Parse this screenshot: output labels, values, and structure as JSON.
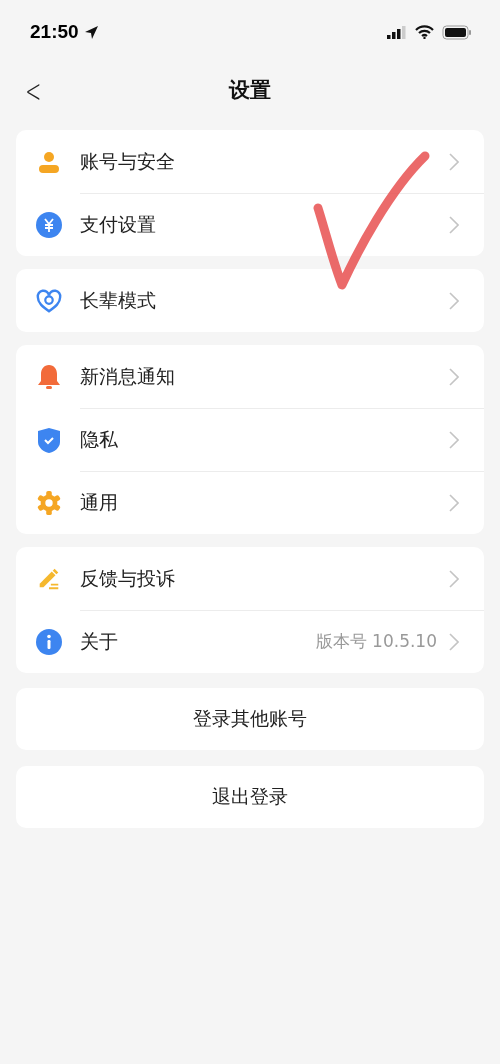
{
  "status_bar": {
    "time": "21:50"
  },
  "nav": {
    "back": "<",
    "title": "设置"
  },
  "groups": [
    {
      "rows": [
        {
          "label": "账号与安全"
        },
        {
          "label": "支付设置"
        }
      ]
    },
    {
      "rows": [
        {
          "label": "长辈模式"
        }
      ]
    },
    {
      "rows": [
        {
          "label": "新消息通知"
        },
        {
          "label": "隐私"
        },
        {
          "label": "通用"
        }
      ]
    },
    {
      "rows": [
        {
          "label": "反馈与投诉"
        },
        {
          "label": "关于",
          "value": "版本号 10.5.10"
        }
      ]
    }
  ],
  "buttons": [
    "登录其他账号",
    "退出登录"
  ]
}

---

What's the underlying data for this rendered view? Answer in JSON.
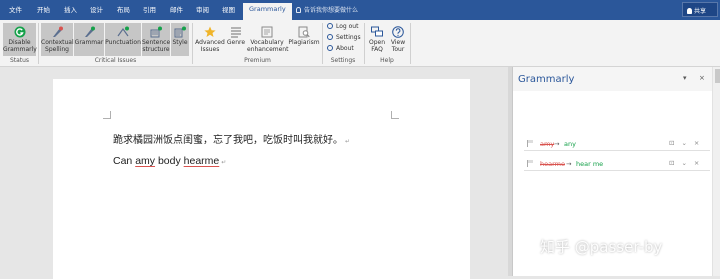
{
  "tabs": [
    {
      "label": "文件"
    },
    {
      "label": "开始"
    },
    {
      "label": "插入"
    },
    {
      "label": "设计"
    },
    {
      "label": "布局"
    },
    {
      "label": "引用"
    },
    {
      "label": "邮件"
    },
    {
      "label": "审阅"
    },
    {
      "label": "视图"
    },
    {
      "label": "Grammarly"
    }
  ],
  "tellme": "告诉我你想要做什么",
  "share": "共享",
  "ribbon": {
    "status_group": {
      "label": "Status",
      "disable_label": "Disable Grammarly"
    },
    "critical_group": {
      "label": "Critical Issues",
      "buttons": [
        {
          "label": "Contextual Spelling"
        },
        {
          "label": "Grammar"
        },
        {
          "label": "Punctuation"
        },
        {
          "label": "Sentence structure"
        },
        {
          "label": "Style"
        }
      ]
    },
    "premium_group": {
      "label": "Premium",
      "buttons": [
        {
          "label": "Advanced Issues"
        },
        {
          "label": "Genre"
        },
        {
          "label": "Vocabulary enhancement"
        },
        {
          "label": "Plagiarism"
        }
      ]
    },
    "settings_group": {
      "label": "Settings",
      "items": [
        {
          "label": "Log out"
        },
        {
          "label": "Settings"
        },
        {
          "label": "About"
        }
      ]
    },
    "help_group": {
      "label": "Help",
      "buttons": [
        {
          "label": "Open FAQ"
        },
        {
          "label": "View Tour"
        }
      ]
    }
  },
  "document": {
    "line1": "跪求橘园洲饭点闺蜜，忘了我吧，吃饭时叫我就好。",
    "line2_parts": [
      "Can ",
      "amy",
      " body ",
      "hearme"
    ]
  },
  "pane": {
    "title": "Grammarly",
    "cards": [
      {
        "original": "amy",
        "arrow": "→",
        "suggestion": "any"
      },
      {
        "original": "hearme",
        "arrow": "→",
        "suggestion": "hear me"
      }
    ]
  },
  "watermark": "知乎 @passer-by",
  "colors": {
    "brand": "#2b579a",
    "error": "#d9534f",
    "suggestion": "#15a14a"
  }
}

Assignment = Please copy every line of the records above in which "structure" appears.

Exercise response =
Parse this screenshot: output labels, values, and structure as JSON.
          "label": "Sentence structure"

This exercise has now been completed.